I have given much thought to eroding engineering skills particularly in the US over the past 20 years. It is the engineering prowess that helped us win World War II and put the man on the moon. Most of what we perceive as “rocket science” is actually “rocket engineering”. Science, mathematics, engineering and technology are distinctly different.  It is unfortunate that our bumper sticker “STEM” lumps everything into one, and, while doing so, we virtually ignore the ‘E” in our K-12 curriculum. Science attempts to explain the natural world through experimentation and analysis, whereas engineering creates new technologies, products and process through creativity and synthesis. Technicians repair and maintain engineered products such as automobiles, HVAC, machinery etc. It is the engineers who create new products and processes. Engineering education teaches the principles of design, mechanics of materials, thermodynamics, structural dynamics, fluid mechanics, circuit analysis, design for manufacturing, solid state electronics etc. A person with an engineering degree should teach engineering. While, via this comment, I strongly support the idea of an engineering endorsement and particularly pathways 1,2,3, and 5 of the proposed endorsement regulation, I find pathway 4 to be too weak. You wouldn't want your barber to do brain surgery although barbers do spend significant time working near brains. Being in an engineering environment for X years is not a remedy for not having an engineering degree. A talented machinist could be in an engineering environment for 20+ years but that does not qualify him to teach engineering any more than it qualifies him to teach medicine or surgery. We all love skilled hands-on technicians because they know how to fix things. But, a technician is not an engineer.
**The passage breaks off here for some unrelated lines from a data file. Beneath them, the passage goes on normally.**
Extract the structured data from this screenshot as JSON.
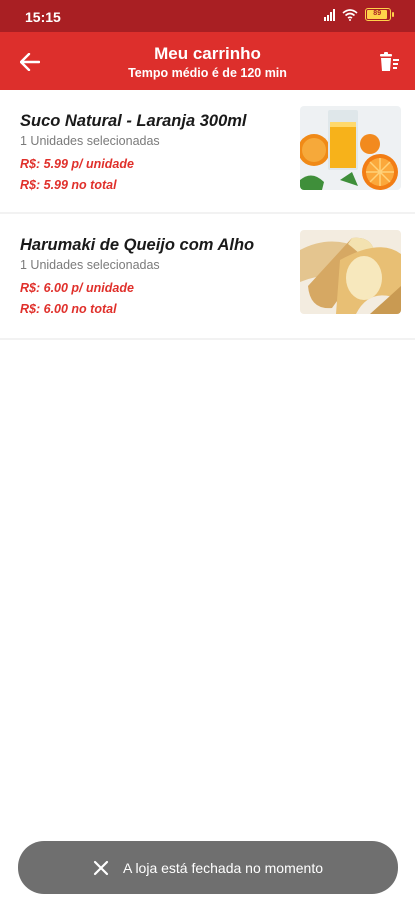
{
  "status_bar": {
    "time": "15:15",
    "battery_level": 0.85,
    "battery_label": "89"
  },
  "header": {
    "title": "Meu carrinho",
    "subtitle": "Tempo médio é de 120 min",
    "back_icon": "arrow-left-icon",
    "clear_icon": "clear-cart-icon"
  },
  "cart": {
    "items": [
      {
        "name": "Suco Natural - Laranja 300ml",
        "quantity_text": "1 Unidades selecionadas",
        "unit_price": "R$: 5.99 p/ unidade",
        "total_price": "R$: 5.99 no total",
        "image": "orange-juice-photo"
      },
      {
        "name": "Harumaki de Queijo com Alho",
        "quantity_text": "1 Unidades selecionadas",
        "unit_price": "R$: 6.00 p/ unidade",
        "total_price": "R$: 6.00 no total",
        "image": "spring-roll-photo"
      }
    ]
  },
  "snackbar": {
    "message": "A loja está fechada no momento",
    "icon": "close-icon"
  },
  "colors": {
    "status_bar": "#a91f23",
    "app_bar": "#dd2f2c",
    "price": "#e0302b",
    "snackbar": "#6f6f6f"
  }
}
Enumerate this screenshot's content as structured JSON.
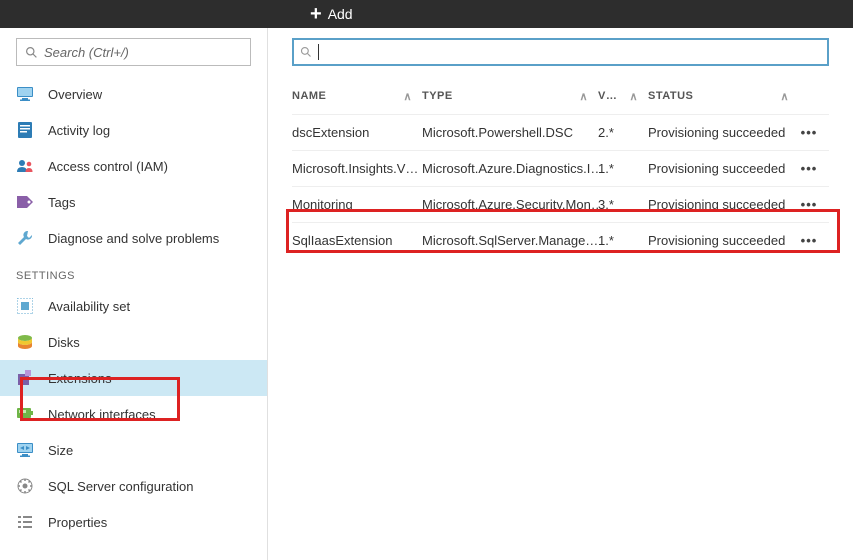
{
  "topbar": {
    "add_label": "Add"
  },
  "sidebar": {
    "search_placeholder": "Search (Ctrl+/)",
    "section1": [
      {
        "label": "Overview",
        "icon": "monitor"
      },
      {
        "label": "Activity log",
        "icon": "log"
      },
      {
        "label": "Access control (IAM)",
        "icon": "people"
      },
      {
        "label": "Tags",
        "icon": "tag"
      },
      {
        "label": "Diagnose and solve problems",
        "icon": "wrench"
      }
    ],
    "settings_header": "SETTINGS",
    "section2": [
      {
        "label": "Availability set",
        "icon": "availset"
      },
      {
        "label": "Disks",
        "icon": "disks"
      },
      {
        "label": "Extensions",
        "icon": "extension",
        "selected": true
      },
      {
        "label": "Network interfaces",
        "icon": "nic"
      },
      {
        "label": "Size",
        "icon": "size"
      },
      {
        "label": "SQL Server configuration",
        "icon": "sql"
      },
      {
        "label": "Properties",
        "icon": "properties"
      }
    ]
  },
  "table": {
    "headers": {
      "name": "NAME",
      "type": "TYPE",
      "version": "V…",
      "status": "STATUS"
    },
    "rows": [
      {
        "name": "dscExtension",
        "type": "Microsoft.Powershell.DSC",
        "version": "2.*",
        "status": "Provisioning succeeded"
      },
      {
        "name": "Microsoft.Insights.V…",
        "type": "Microsoft.Azure.Diagnostics.I…",
        "version": "1.*",
        "status": "Provisioning succeeded"
      },
      {
        "name": "Monitoring",
        "type": "Microsoft.Azure.Security.Mon…",
        "version": "3.*",
        "status": "Provisioning succeeded"
      },
      {
        "name": "SqlIaasExtension",
        "type": "Microsoft.SqlServer.Manage…",
        "version": "1.*",
        "status": "Provisioning succeeded"
      }
    ]
  }
}
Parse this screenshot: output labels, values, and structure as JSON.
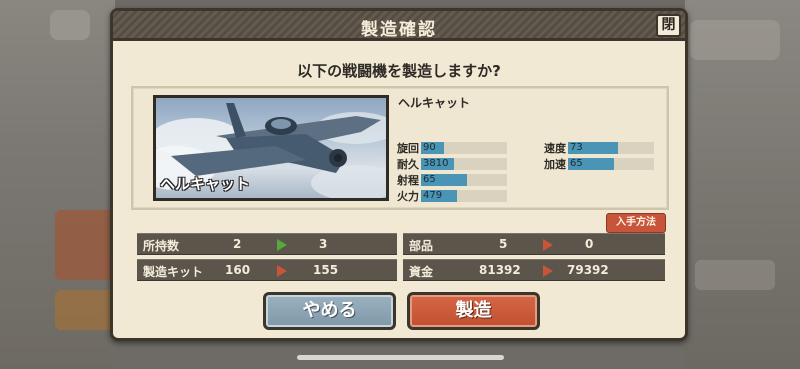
{
  "dialog": {
    "title": "製造確認",
    "close_label": "閉",
    "question": "以下の戦闘機を製造しますか?"
  },
  "aircraft": {
    "name": "ヘルキャット",
    "image_caption": "ヘルキャット",
    "stats": [
      {
        "label": "旋回",
        "value": "90",
        "fill_fraction": 0.27
      },
      {
        "label": "耐久",
        "value": "3810",
        "fill_fraction": 0.38
      },
      {
        "label": "射程",
        "value": "65",
        "fill_fraction": 0.53
      },
      {
        "label": "火力",
        "value": "479",
        "fill_fraction": 0.42
      },
      {
        "label": "速度",
        "value": "73",
        "fill_fraction": 0.58
      },
      {
        "label": "加速",
        "value": "65",
        "fill_fraction": 0.53
      }
    ]
  },
  "obtain_button_label": "入手方法",
  "resources": [
    {
      "label": "所持数",
      "before": "2",
      "after": "3",
      "arrow": "green"
    },
    {
      "label": "製造キット",
      "before": "160",
      "after": "155",
      "arrow": "red"
    },
    {
      "label": "部品",
      "before": "5",
      "after": "0",
      "arrow": "red"
    },
    {
      "label": "資金",
      "before": "81392",
      "after": "79392",
      "arrow": "red"
    }
  ],
  "buttons": {
    "cancel_label": "やめる",
    "build_label": "製造"
  },
  "colors": {
    "panel_bg": "#f1e9d4",
    "stat_fill": "#4a95b6",
    "accent_red": "#c8553a",
    "accent_green": "#57a93d",
    "cancel_button": "#8aa3b3"
  }
}
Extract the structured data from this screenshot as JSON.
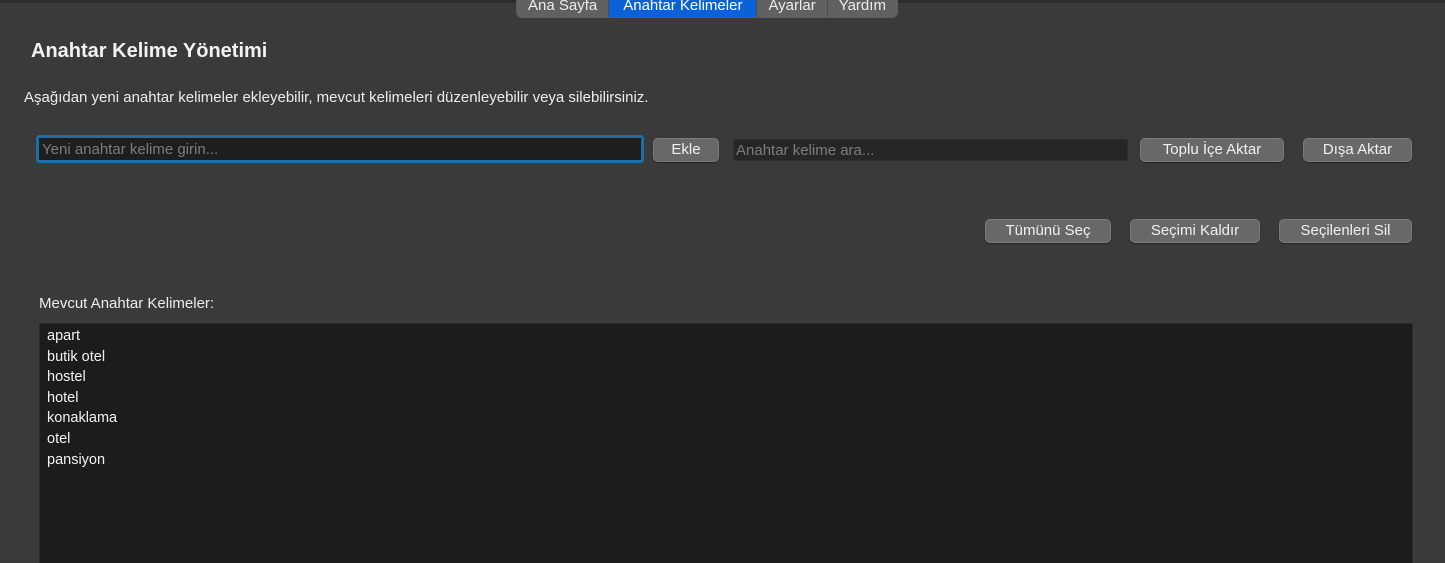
{
  "tabs": [
    {
      "label": "Ana Sayfa",
      "active": false
    },
    {
      "label": "Anahtar Kelimeler",
      "active": true
    },
    {
      "label": "Ayarlar",
      "active": false
    },
    {
      "label": "Yardım",
      "active": false
    }
  ],
  "page": {
    "title": "Anahtar Kelime Yönetimi",
    "description": "Aşağıdan yeni anahtar kelimeler ekleyebilir, mevcut kelimeleri düzenleyebilir veya silebilirsiniz."
  },
  "add": {
    "placeholder": "Yeni anahtar kelime girin...",
    "value": "",
    "button_label": "Ekle"
  },
  "search": {
    "placeholder": "Anahtar kelime ara...",
    "value": ""
  },
  "toolbar": {
    "import_label": "Toplu İçe Aktar",
    "export_label": "Dışa Aktar",
    "select_all_label": "Tümünü Seç",
    "deselect_label": "Seçimi Kaldır",
    "delete_selected_label": "Seçilenleri Sil"
  },
  "keywords": {
    "label": "Mevcut Anahtar Kelimeler:",
    "items": [
      "apart",
      "butik otel",
      "hostel",
      "hotel",
      "konaklama",
      "otel",
      "pansiyon"
    ]
  },
  "colors": {
    "accent": "#0a62d6",
    "focus_ring": "#1b6fa8",
    "background": "#3a3a3a",
    "list_background": "#1c1c1c"
  }
}
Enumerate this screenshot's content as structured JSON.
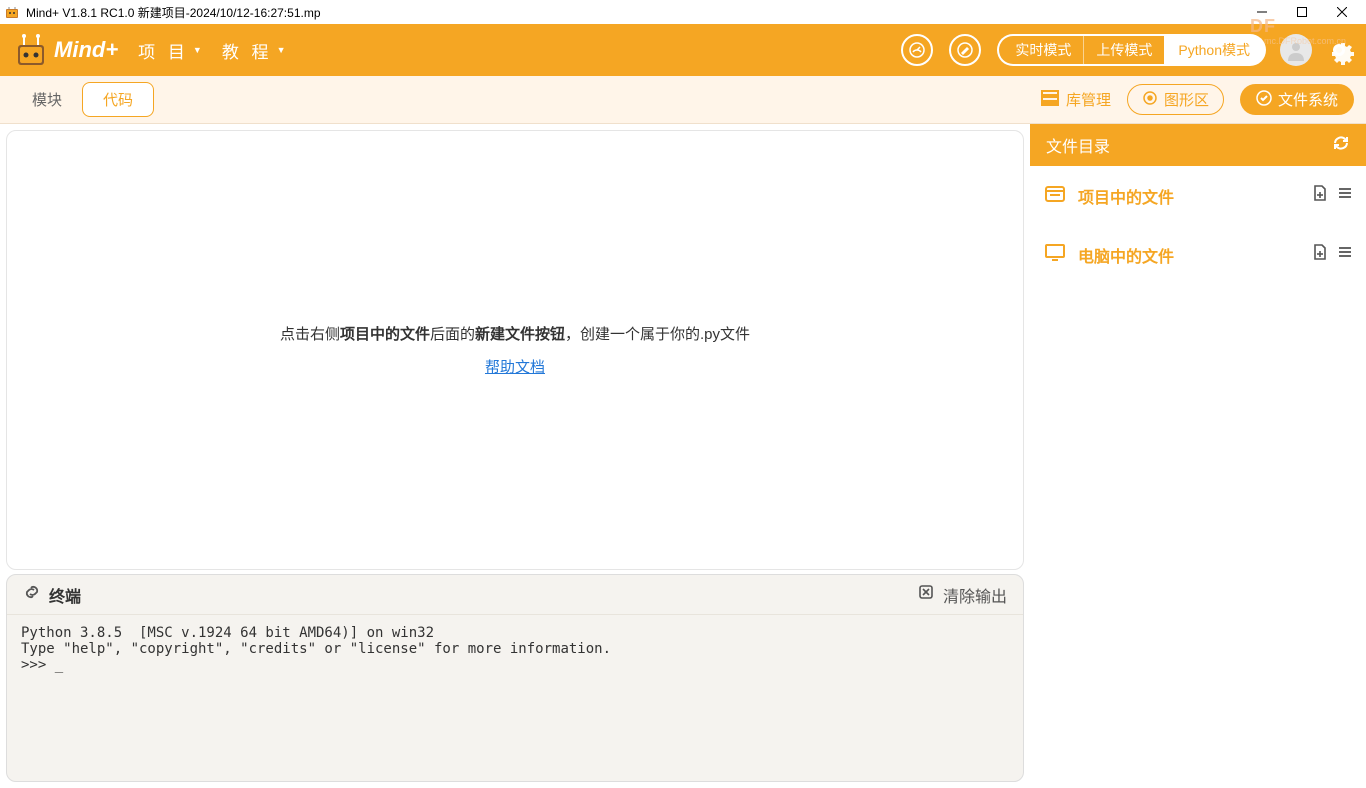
{
  "titlebar": {
    "title": "Mind+ V1.8.1 RC1.0   新建项目-2024/10/12-16:27:51.mp",
    "watermark": "DF",
    "watermark_sub": "mc.DFRobot.com.cn"
  },
  "menubar": {
    "logo_text": "Mind+",
    "project": "项 目",
    "tutorial": "教 程",
    "modes": {
      "realtime": "实时模式",
      "upload": "上传模式",
      "python": "Python模式"
    }
  },
  "toolbar": {
    "tab_module": "模块",
    "tab_code": "代码",
    "lib_manage": "库管理",
    "graphic": "图形区",
    "filesystem": "文件系统"
  },
  "editor": {
    "hint_pre": "点击右侧",
    "hint_b1": "项目中的文件",
    "hint_mid": "后面的",
    "hint_b2": "新建文件按钮",
    "hint_post": "，创建一个属于你的.py文件",
    "help_link": "帮助文档"
  },
  "terminal": {
    "title": "终端",
    "clear": "清除输出",
    "content": "Python 3.8.5  [MSC v.1924 64 bit AMD64)] on win32\nType \"help\", \"copyright\", \"credits\" or \"license\" for more information.\n>>> _"
  },
  "sidebar": {
    "title": "文件目录",
    "group_project": "项目中的文件",
    "group_computer": "电脑中的文件"
  }
}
Knowing how to fix a car is not the same as understanding the thermodynamics of an IC engine and torque-speed characteristics of an electric motor to conceive a novel hybrid engine – if that’s the type of innovations we need in the future then we should produce more creative engineers now and hire highly qualified teachers (engineers) who can produce them. Hiring technicians or science teachers is not the answer unless the goal is to simply check the box of teaching “engineering”.

Engineering is the only discipline that is responsible for creating everything around you that is artificial – automobiles, smart phones, Internet, aircraft, buildings, bridges etc.  It is the engineers who apply the fundamental engineering principles, practices and philosophy to design products like iPhones, electric cars, prosthetic legs and jet engines. It requires fundamental understanding of engineering subjects I listed above and it requires creativity. Yet, we do not teach engineering in K-12. Most, if not all, young children are inherently creative. Somehow, slowly but surely our school system beats creativity out of them by the time they graduate high school. Creativity fuels the 1 percent “inspiration” of Edison’s formula for “genius” and engineering fuels the formula’s 99 percent perspiration to bring new products and process that meet societal needs. It is therefore important that we teach engineering in K-12 and it is critically important that we teach it well –starting with teachers who are highly qualified to teach engineering. I applaud your consideration of teaching engineering subjects in K-12 but please do not dilute it by settling for teachers without an engineering degree. Engineering courses should inspire students to apply what they learn to create new products. The courses should be infused with open-ended design-build-test projects. Without engineering analysis to inform and guide the design process it will reduce to a tinkering activity.  Without a highly qualified teacher to teach engineering, we will simply check the STEM box but we will not be teaching real engineering